Understanding the recruiter’s role: It’s important to understand what role the recruiter plays in the hiring process and how they are compensated.
Demystifying the Recruiter’s Role in Hiring: Compensation and Responsibilities
The hiring process is a complex and critical aspect of any organization’s growth and success. At the heart of this process lies the recruiter, a professional responsible for connecting employers with potential employees. Understanding the recruiter’s role and how they are compensated is essential for job seekers and employers alike. In this article, we’ll delve into the intricacies of the recruiter’s role and shed light on the compensation structures that drive their efforts.
The Key Responsibilities of a Recruiter
1. Sourcing Talent: Recruiters are like talent detectives. They actively search for qualified candidates by reviewing resumes, scouring job boards, and leveraging professional networks. Their goal is to find individuals whose skills and experiences align with the job requirements.
2. Screening and Assessment: Once potential candidates are identified, recruiters conduct initial screenings to assess qualifications, skills, and cultural fit. They often use interviews, assessments, and reference checks to evaluate a candidate’s suitability for a particular role.
3. Interview Coordination: Recruiters manage the logistics of the interview process. They schedule interviews, communicate with candidates, and coordinate with hiring managers, ensuring a smooth and efficient interview experience for all parties involved.
4. Offer Negotiations: When a suitable candidate is selected, recruiters facilitate the negotiation process. They help bridge the gap between what the employer can offer and what the candidate expects, aiming to arrive at a mutually satisfying employment agreement.
5. Onboarding Support: Some recruiters continue to support candidates through the onboarding process. They ensure that new hires have a seamless transition into their new roles, which can positively impact retention and productivity.

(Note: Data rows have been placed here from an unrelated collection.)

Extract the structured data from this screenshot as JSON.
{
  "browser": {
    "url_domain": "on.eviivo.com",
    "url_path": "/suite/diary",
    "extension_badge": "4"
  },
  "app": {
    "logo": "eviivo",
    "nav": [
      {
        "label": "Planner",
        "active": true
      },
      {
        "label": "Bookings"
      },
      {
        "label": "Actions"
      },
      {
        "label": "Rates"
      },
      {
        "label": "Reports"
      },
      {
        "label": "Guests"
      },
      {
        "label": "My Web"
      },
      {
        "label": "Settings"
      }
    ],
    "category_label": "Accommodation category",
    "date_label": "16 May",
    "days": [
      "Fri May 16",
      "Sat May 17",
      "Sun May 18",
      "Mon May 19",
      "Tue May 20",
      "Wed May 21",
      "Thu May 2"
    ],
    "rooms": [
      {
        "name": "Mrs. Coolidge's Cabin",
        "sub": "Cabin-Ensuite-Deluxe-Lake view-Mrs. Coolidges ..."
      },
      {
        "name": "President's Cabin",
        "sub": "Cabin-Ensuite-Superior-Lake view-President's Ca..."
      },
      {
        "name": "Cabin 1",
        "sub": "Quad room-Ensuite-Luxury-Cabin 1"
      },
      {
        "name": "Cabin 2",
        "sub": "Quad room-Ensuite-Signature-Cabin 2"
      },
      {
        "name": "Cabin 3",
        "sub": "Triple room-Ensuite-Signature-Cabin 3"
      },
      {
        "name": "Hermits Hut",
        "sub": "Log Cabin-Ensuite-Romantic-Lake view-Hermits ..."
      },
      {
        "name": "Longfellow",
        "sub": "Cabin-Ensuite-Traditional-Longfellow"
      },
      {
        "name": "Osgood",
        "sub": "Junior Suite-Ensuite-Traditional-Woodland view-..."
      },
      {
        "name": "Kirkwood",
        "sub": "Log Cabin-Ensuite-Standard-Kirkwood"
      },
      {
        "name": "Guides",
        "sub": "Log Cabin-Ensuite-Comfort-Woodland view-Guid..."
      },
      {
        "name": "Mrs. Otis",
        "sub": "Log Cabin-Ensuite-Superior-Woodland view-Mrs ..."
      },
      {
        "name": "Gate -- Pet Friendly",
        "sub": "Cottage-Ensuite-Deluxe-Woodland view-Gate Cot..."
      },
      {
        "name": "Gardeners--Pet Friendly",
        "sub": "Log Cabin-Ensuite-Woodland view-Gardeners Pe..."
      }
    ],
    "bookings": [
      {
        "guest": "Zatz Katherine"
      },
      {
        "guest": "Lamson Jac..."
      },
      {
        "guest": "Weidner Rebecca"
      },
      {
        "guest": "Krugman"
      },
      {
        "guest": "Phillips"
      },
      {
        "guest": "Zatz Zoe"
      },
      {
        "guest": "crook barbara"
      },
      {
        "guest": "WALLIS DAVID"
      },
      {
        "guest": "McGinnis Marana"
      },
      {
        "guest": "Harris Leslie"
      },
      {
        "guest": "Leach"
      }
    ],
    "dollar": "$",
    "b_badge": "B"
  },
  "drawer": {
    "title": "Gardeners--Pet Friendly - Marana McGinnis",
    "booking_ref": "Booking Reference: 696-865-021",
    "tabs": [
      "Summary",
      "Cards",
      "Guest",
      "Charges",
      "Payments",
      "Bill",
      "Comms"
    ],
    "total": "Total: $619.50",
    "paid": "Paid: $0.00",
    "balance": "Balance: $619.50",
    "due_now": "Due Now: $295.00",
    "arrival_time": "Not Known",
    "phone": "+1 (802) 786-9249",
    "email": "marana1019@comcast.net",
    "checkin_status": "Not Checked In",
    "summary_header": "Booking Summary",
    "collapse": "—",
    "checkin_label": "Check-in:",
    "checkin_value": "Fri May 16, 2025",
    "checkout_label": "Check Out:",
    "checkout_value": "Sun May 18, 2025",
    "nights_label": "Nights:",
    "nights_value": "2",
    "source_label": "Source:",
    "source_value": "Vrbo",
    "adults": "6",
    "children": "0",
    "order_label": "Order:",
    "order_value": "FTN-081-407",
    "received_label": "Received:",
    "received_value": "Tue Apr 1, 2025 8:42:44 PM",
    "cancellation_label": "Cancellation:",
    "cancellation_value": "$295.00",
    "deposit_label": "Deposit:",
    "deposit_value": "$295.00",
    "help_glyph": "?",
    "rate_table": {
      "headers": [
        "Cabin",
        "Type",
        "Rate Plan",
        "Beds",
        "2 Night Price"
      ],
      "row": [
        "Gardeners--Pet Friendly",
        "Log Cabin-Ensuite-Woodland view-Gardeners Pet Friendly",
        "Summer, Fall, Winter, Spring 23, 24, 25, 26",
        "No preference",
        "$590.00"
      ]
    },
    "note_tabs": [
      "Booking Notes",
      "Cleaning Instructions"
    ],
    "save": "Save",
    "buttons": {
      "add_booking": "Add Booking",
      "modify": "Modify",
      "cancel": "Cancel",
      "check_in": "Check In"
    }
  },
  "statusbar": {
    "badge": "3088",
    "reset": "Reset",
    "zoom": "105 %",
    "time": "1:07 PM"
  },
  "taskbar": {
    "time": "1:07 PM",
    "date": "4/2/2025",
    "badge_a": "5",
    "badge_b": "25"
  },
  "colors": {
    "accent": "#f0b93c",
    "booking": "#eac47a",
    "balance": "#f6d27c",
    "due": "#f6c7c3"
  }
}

6. Talent Relationship Management: Recruiters often maintain relationships with candidates, even if they’re not immediately placed. This allows them to tap into a pool of potential talent for future openings, saving time and resources in subsequent searches.
The Diverse World of Recruiter Compensation
Recruiters are compensated in various ways, and their earnings can be influenced by factors like industry, location, and the type of recruiting they engage in. Here are the most common compensation methods:
1. Base Salary: Many recruiters receive a fixed base salary as their primary source of income. This salary varies depending on experience, industry, and location, and it provides financial stability.
2. Commissions: Commissions are a significant component of recruiter compensation, particularly in the corporate and agency worlds. Recruiters earn a commission or bonus based on the successful placement of candidates, often calculated as a percentage of the candidate’s first-year salary.
3. Placement Fees: In third-party recruiting or agency settings, recruiters may charge employers a fee for each successfully placed candidate. This fee is typically a percentage of the candidate’s annual salary and is paid by the hiring company.
4. Bonuses: Some companies offer bonuses or incentives to recruiters who meet or exceed specific performance metrics. These bonuses can be tied to factors such as the number of placements, time-to-fill roles, or overall success in matching candidates with employers.
5. Retainers: Executive recruiters, specializing in high-level positions, may work on a retainer basis. They receive an upfront fee for their services, regardless of whether a placement is made.
6. Profit-Sharing: In exceptionally successful recruitment firms, recruiters may participate in profit-sharing arrangements, where a portion of the company’s profits is distributed among employees.
Recognizing the recruiter’s role and understanding their compensation structure is crucial for anyone involved in the hiring process. Whether you are a job seeker or an employer seeking talent, comprehending the efforts and motivations of recruiters can lead to more effective and mutually beneficial partnerships. The recruiter is the linchpin that brings together talent and opportunity, and their expertise is instrumental in shaping the future of organizations and careers alike.